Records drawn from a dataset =
☆ ☆ ☆

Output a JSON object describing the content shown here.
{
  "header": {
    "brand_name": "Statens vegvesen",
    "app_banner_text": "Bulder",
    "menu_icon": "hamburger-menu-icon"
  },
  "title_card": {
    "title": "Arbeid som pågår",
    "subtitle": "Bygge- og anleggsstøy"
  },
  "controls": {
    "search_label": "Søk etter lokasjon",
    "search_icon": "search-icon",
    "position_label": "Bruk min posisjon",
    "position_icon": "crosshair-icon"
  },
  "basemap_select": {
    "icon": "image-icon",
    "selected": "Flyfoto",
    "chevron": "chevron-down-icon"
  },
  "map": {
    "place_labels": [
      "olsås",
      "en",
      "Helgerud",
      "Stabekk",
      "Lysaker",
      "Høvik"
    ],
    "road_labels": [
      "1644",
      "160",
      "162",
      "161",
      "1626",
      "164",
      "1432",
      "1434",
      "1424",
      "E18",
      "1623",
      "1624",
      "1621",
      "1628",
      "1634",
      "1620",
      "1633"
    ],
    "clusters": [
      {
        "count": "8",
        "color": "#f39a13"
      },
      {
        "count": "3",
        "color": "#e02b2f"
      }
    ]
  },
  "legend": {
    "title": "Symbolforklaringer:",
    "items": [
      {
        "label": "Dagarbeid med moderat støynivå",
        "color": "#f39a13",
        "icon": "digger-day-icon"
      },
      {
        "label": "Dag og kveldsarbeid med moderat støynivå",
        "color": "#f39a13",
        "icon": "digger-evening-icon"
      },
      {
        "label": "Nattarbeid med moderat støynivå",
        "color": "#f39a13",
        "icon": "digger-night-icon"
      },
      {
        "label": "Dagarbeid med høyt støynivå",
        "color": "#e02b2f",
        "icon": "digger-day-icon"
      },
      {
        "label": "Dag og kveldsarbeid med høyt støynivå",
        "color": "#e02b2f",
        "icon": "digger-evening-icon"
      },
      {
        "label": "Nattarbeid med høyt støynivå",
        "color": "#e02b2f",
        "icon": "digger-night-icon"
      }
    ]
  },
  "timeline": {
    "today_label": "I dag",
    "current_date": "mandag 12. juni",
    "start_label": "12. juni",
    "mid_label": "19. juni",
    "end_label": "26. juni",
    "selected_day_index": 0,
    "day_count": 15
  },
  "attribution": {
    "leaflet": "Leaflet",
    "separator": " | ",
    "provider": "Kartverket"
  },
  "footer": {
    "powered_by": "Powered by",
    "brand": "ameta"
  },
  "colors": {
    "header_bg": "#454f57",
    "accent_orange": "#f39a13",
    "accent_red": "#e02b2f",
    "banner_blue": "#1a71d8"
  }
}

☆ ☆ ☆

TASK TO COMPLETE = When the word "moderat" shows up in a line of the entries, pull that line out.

TASK OUTPUT =
        "label": "Dagarbeid med moderat støynivå",
        "label": "Dag og kveldsarbeid med moderat støynivå",
        "label": "Nattarbeid med moderat støynivå",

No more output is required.